Do you know you are this tall?

What’s your height, It must be cold up there !

Tell me is it from your mom side or your dad side?

Who’s the tallest in your family?

Do you play basket ball? ( as if all tall people need to play basket ball, worse I don’t like basket ball)

And to tell you the truth I don’t know how one can answer these questions because they are weird and uncomfortable. Well the man then said something I certainly didn’t anticipate.. He said ” if you were Jew in an extermination camp, you were certainly gonna be one of the first people to be executed” . And I thought to myself isn’t that rude !! I mean I know I’m black and tall but Isn’t that some kind of antisemitism !!.

Other experiences…

At one point I had an interview at a restaurant and in the middle of the interview I excused myself and went to the bathroom, when I returned back the interviewer said God you are tall. Why didn’t you tell me that you were this tall ? and I replied you didn’t tell me the prerequisite of the Job entails that I need to be short, he laughed (I didn’t), he never hired me.

All this is nothing compared to when I got a scholarship to study in Indonesia. Nothing prepared me for what was coming my way.

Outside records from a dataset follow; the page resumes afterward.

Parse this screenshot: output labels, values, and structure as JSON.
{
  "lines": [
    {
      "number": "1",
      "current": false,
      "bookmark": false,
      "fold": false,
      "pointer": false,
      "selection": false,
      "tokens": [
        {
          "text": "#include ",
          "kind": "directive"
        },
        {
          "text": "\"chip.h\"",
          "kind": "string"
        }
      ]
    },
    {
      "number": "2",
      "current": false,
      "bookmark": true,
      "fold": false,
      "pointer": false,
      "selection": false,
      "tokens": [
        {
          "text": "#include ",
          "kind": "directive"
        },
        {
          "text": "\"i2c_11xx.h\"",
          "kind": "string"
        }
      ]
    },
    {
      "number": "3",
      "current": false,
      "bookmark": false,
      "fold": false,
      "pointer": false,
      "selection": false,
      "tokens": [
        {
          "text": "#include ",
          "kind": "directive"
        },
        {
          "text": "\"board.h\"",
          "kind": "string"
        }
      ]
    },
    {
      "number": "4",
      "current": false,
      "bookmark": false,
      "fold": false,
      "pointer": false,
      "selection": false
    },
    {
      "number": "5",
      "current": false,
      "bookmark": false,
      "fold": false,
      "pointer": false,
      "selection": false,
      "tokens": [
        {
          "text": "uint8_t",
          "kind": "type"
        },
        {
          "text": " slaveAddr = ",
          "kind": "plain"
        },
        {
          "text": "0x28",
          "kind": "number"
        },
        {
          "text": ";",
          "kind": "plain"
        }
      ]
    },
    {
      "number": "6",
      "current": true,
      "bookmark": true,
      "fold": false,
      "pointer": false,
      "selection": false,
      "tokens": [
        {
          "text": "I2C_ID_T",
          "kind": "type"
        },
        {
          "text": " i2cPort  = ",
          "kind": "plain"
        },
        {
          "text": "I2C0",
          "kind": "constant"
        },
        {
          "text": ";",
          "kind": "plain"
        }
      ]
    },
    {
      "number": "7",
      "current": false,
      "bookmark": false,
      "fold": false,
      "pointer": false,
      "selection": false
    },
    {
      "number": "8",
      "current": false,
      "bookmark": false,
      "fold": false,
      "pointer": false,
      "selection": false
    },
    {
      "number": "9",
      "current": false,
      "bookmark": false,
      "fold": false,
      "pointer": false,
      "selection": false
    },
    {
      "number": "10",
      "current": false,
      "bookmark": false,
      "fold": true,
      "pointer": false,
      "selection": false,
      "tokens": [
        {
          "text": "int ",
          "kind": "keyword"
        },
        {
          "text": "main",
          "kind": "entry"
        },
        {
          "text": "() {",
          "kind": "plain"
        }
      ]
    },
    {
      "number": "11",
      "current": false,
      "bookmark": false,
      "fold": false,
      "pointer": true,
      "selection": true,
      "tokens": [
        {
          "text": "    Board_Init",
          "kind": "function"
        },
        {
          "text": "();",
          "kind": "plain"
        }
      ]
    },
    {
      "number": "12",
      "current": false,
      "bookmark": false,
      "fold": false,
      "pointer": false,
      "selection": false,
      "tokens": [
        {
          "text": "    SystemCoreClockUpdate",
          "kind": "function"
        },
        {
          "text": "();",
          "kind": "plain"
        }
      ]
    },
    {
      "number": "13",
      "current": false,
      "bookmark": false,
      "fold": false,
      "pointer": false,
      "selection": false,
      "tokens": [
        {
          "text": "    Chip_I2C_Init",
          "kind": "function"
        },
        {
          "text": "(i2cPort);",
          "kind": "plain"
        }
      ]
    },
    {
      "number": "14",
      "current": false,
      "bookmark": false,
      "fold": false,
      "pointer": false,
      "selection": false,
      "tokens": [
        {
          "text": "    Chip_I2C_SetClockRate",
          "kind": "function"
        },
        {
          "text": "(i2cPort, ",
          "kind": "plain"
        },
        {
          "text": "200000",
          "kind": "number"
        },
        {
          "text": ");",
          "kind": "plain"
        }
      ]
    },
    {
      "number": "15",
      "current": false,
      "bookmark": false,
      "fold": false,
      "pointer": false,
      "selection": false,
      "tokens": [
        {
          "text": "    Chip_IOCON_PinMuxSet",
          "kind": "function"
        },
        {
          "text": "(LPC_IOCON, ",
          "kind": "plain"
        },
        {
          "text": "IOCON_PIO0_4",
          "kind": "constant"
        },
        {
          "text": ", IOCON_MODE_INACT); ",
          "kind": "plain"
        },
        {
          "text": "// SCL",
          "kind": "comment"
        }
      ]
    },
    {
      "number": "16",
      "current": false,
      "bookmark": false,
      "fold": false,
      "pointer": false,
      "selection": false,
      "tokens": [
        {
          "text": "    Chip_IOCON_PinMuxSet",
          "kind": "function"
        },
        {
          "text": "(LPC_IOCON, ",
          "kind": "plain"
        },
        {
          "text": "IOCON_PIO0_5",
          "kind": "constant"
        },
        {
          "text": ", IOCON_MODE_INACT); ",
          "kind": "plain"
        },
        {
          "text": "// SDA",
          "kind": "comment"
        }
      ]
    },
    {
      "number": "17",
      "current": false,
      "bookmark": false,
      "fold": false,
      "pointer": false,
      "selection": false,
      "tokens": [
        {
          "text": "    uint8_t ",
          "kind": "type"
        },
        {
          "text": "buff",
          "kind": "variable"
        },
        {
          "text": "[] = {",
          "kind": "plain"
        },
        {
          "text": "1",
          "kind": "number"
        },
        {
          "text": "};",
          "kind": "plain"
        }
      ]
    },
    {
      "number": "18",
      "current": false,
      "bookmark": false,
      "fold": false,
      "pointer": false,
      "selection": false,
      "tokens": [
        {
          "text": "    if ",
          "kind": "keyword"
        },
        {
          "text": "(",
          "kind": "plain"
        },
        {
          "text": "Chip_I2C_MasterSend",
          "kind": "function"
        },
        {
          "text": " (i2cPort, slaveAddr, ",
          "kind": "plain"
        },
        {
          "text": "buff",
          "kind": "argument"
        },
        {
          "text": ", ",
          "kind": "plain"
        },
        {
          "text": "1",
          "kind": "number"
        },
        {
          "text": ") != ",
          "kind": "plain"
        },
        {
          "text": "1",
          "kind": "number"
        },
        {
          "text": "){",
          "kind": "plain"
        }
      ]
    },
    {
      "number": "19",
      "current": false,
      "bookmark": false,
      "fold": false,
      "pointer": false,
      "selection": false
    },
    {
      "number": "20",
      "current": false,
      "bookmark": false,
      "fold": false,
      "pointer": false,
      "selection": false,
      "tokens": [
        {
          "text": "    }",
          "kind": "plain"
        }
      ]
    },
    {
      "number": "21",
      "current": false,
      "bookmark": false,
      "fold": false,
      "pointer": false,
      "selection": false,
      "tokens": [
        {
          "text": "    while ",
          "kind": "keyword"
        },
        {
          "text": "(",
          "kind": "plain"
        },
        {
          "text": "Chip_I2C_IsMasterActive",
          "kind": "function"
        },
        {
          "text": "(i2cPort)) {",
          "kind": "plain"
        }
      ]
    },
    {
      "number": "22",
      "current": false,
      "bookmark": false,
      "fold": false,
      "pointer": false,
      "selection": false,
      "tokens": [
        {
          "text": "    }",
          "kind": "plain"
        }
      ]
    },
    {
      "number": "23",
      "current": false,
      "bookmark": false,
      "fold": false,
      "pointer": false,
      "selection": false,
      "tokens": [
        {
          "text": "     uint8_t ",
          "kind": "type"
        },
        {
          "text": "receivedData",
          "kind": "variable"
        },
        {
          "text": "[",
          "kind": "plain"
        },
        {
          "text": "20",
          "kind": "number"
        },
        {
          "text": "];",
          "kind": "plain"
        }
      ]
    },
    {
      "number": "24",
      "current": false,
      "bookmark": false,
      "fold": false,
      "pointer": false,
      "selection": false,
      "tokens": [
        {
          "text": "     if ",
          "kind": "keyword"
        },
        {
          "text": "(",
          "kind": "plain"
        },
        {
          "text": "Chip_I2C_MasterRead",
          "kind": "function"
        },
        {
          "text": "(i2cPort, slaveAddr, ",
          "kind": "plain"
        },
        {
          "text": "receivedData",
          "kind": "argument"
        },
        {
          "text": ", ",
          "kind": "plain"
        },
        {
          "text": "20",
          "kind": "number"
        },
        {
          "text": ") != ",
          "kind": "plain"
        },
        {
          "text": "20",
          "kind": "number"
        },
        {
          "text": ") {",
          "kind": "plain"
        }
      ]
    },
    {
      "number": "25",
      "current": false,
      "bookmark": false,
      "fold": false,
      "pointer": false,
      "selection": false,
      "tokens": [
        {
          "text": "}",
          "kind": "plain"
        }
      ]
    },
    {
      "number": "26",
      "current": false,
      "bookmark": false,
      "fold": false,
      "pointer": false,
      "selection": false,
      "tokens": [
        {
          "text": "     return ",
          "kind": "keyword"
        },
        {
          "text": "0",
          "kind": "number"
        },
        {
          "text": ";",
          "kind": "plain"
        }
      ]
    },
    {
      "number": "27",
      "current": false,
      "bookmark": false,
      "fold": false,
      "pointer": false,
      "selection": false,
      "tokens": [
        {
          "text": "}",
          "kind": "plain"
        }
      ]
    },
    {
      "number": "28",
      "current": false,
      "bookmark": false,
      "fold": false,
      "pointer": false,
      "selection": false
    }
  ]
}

I didn’t choose to go to Bali which is a tourist Island because I knew that I really won’t experience the real Indonesian lifestyle and culture. I knew that if I wanted to achieve such I needed to be with the real Indonesian people on the ground so that I can learn as much as I can about the culture and the Bahasa language since English is not an official language of Indonesia.  I chose a college in Sumatera. The first six months was hell. The food was different. There weather was different, There were earthquakes ( something which we only saw on TV in my part of the world) and one more thing I was the only black and the tallest person than all the people in that Island. The people have never seen a black person and especially a tall one like me. So you can Imagine how that must have been like….. I digress

This experience with the couple brought me close to experience how hard it was for Jews, Gays and Lesbians, Gypsies, Disabled people in Nazi Germany. Worse how hard they still have to deal with the discrimination to this day !!!.

“People must learn to hate, and if they can learn to hate, they can be taught to love, for love comes more naturally to the human heart than its opposite… Man’s goodness is a flame that can be hidden but never explained.”…. Nelson Mandela

My experience on the release of Nelson Mandela from prison.

Yesterday we marked the release of one of the greatest statesman in the world. To most people he was an icon, to others he was God. Most of the white section in our society viewed him as the biggest terrorist and a devil while most if not all blacks viewed him as a freedom fighter.

I was 10 years old. My mom, my sister and I were gathered around our small black and white TV at home. There was great anticipation and tension in the air. All of a sudden for the first time I saw this man I’ve always heard about since I was a baby. No one knew how he looked like, for showing his picture was a crime carrying the death sentence.

Behold, Nelson Rolihlahla Mandela !!

As we were watching him on TV coming out of prison it was as if he was coming to us. There was great jubilation from every house hold in my village. People were singing, dancing and shouting songs of freedom . It was amazing how all our freedom was tied in one individual.

I had mixed emotions as I helplessly watched my mom weeping uncontrollable at the sight of Mandela. I did not comprehend the gravity of the situation at the time. My mom hugged and kissed both my sister and I and she exclaimed “It’s a watershed moment we are coming far”.

The impact the release of Mandela had on my family was great !

A few years before the release of Mandela we just lost an uncle who was abducted and killed by the apartheid security forces. Although through the Truth and Reconciliation Commission (TRC) his killers came forward and admitted to his murder. They however refused to show us where his remains were because his death involved higher ranking government officials who refused to come to the TRC.

I digress…

It was not until I saw Mandela in person at Chris Hani’s funeral 36 months later that I grasped how important his release was. How important it was to forgive.

I love you South Afrika.